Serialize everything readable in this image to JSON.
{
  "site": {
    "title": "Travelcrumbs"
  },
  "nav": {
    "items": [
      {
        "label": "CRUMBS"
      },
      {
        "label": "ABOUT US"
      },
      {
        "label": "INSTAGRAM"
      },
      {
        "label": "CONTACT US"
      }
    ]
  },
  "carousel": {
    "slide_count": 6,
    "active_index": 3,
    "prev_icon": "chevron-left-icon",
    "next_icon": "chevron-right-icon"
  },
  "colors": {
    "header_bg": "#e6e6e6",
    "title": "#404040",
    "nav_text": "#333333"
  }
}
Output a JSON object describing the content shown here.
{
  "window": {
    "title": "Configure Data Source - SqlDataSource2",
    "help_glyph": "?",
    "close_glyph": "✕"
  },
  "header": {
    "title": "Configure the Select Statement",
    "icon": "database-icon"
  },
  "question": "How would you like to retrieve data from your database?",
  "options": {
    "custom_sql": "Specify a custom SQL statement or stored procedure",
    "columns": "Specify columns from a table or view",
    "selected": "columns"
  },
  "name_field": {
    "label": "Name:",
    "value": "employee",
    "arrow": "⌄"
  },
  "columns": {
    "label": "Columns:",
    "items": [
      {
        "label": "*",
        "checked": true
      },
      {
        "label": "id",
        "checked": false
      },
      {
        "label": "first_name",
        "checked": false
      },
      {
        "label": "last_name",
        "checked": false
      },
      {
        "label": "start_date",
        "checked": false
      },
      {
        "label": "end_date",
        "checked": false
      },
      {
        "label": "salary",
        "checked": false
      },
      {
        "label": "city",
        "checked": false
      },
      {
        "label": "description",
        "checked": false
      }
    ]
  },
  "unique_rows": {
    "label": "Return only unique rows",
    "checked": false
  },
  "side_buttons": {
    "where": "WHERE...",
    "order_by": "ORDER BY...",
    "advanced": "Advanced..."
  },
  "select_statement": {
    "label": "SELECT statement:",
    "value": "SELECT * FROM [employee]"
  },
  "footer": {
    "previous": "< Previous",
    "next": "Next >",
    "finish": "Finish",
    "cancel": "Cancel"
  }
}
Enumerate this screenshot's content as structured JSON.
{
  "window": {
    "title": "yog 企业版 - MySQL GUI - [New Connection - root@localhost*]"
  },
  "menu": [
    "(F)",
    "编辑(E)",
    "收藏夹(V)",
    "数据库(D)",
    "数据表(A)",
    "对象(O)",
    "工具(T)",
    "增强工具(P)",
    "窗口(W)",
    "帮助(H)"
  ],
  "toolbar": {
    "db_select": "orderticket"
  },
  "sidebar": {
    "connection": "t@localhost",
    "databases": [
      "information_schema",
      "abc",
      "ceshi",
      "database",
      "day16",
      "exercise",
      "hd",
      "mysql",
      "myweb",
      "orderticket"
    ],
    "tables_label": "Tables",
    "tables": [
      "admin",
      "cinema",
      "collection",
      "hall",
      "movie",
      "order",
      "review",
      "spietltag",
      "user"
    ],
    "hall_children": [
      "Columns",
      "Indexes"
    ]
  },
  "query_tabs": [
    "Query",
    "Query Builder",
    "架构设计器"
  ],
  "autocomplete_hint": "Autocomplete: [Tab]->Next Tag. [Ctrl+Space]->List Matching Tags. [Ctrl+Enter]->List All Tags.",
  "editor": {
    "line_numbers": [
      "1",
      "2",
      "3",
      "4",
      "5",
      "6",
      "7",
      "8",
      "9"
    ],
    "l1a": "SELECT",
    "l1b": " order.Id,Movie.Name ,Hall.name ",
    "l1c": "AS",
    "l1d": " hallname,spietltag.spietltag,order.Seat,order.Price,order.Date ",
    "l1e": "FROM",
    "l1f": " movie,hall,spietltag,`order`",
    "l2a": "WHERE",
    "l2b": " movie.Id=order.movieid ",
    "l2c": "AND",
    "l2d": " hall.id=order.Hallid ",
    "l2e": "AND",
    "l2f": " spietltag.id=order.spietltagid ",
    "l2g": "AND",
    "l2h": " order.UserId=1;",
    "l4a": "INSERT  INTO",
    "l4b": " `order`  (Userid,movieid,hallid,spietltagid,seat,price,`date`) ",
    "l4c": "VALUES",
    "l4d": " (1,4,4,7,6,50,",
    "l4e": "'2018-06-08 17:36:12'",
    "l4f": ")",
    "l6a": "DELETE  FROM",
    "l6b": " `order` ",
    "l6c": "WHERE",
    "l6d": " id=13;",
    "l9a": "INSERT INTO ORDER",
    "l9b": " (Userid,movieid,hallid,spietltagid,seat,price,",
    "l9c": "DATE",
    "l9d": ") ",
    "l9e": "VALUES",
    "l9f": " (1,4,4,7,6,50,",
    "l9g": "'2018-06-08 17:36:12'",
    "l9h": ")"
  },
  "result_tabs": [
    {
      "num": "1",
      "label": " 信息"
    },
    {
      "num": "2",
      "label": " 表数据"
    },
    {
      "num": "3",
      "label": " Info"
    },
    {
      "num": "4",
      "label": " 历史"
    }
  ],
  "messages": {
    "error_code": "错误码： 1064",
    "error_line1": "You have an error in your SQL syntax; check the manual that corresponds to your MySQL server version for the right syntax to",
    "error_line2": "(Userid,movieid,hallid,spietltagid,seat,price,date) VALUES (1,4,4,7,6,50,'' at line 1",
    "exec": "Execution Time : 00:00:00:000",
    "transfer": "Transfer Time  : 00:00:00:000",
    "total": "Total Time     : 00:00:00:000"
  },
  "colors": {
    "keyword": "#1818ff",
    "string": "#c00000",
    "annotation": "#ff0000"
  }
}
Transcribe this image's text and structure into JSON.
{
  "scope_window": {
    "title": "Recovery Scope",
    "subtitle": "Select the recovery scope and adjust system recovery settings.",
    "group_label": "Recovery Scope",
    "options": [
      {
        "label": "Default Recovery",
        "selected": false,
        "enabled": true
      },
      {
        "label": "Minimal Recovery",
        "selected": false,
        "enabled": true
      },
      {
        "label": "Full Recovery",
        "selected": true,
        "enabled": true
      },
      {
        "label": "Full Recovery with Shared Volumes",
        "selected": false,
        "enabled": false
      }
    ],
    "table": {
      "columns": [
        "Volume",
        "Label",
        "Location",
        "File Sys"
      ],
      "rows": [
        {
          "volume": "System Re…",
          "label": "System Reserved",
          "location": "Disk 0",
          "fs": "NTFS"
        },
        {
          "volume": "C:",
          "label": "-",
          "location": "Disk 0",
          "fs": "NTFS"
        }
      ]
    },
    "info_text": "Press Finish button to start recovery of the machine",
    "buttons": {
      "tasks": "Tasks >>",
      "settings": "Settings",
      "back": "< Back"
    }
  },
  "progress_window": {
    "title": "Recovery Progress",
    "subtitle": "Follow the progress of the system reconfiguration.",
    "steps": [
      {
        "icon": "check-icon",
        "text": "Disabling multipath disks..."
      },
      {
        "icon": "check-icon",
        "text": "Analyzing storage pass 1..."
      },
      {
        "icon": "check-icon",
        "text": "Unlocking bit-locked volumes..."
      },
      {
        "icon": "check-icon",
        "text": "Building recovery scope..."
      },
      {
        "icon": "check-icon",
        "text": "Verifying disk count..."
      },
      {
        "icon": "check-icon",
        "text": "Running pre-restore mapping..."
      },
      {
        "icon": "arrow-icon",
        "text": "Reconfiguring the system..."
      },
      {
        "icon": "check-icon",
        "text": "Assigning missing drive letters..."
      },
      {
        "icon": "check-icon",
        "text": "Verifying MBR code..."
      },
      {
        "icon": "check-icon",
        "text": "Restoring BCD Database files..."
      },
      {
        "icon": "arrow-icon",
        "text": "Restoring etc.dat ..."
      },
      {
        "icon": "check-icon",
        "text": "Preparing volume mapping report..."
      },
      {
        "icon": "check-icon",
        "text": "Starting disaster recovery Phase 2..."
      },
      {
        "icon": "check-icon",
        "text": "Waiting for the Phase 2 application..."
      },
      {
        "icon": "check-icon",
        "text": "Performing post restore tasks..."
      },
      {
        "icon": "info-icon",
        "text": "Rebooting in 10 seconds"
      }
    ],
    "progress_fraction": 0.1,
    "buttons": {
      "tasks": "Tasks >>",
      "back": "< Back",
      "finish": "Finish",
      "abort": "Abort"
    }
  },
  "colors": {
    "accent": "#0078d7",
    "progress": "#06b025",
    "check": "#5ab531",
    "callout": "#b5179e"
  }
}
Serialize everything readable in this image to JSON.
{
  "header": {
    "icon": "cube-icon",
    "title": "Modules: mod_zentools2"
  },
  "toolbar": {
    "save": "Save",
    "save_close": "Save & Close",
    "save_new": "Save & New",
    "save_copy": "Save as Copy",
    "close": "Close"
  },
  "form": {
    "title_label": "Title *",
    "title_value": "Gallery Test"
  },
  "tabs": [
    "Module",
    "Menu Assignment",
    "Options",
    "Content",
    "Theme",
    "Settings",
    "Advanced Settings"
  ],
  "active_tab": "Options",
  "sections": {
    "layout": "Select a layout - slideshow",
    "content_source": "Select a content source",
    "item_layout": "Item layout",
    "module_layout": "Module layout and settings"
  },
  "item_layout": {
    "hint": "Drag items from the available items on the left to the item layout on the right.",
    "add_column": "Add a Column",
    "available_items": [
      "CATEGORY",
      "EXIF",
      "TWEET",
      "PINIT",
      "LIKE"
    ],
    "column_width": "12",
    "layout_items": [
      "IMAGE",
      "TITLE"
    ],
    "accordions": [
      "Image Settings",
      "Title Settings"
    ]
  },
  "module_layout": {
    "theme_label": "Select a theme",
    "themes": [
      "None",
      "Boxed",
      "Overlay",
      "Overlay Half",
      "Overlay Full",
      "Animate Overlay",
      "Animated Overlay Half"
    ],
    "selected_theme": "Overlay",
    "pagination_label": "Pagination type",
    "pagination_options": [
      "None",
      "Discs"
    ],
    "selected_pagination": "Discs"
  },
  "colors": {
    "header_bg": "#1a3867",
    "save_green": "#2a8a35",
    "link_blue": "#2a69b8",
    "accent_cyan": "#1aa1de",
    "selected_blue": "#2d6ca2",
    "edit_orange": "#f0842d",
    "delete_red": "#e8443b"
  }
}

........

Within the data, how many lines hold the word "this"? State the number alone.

-- Reply --
4